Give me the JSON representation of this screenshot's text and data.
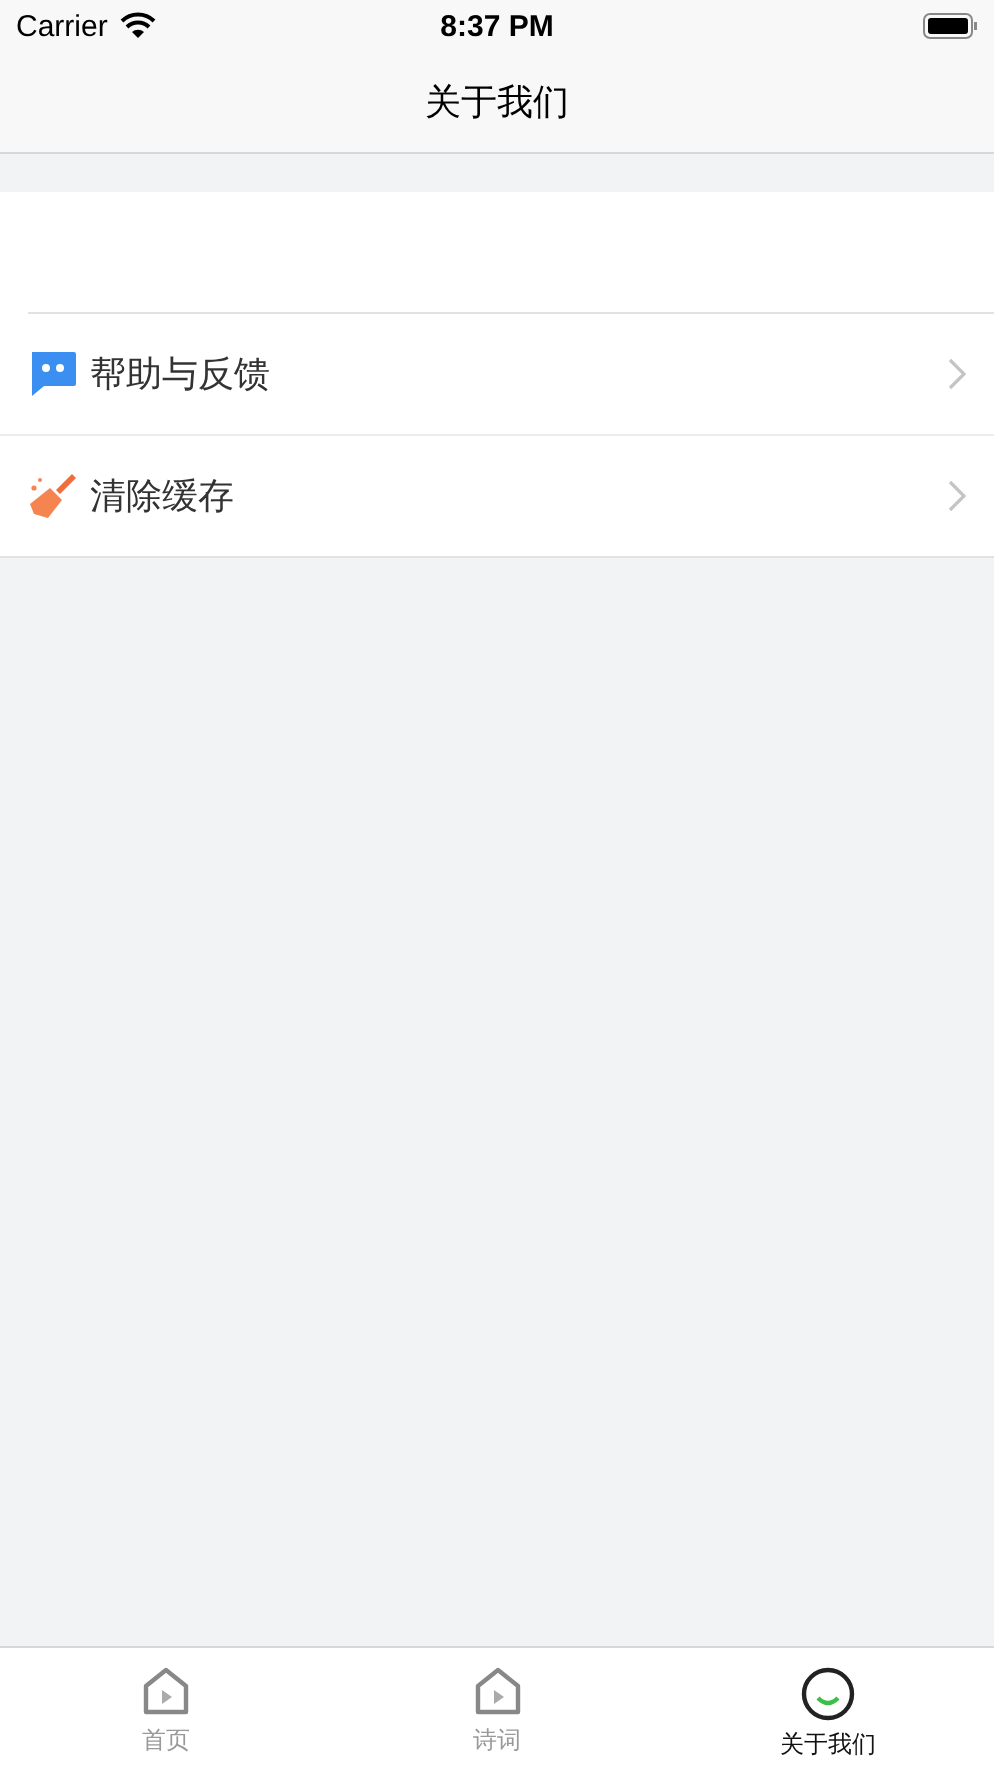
{
  "status_bar": {
    "carrier": "Carrier",
    "time": "8:37 PM"
  },
  "nav_bar": {
    "title": "关于我们"
  },
  "menu": [
    {
      "label": "帮助与反馈",
      "kind": "chat"
    },
    {
      "label": "清除缓存",
      "kind": "broom"
    }
  ],
  "tab_bar": [
    {
      "label": "首页",
      "kind": "home",
      "selected": false
    },
    {
      "label": "诗词",
      "kind": "home",
      "selected": false
    },
    {
      "label": "关于我们",
      "kind": "smile",
      "selected": true
    }
  ]
}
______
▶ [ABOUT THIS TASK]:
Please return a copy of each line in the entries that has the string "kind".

▶ [TASK ANSWER]:
      "kind": "chat"
      "kind": "broom"
      "kind": "home",
      "kind": "home",
      "kind": "smile",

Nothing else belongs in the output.